> **Exercise material**:
>>>>
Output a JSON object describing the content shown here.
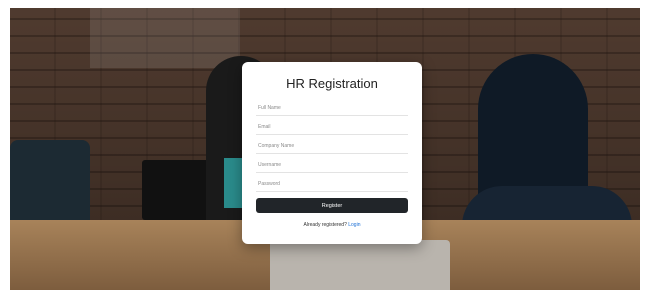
{
  "form": {
    "title": "HR Registration",
    "fields": [
      {
        "placeholder": "Full Name",
        "value": ""
      },
      {
        "placeholder": "Email",
        "value": ""
      },
      {
        "placeholder": "Company Name",
        "value": ""
      },
      {
        "placeholder": "Username",
        "value": ""
      },
      {
        "placeholder": "Password",
        "value": ""
      }
    ],
    "submit_label": "Register",
    "footer_text": "Already registered?",
    "login_link": "Login"
  },
  "colors": {
    "button_bg": "#212529",
    "link": "#1a6fd6"
  }
}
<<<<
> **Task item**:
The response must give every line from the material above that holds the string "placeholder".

> **Task answer**:
        "placeholder": "Full Name",
        "placeholder": "Email",
        "placeholder": "Company Name",
        "placeholder": "Username",
        "placeholder": "Password",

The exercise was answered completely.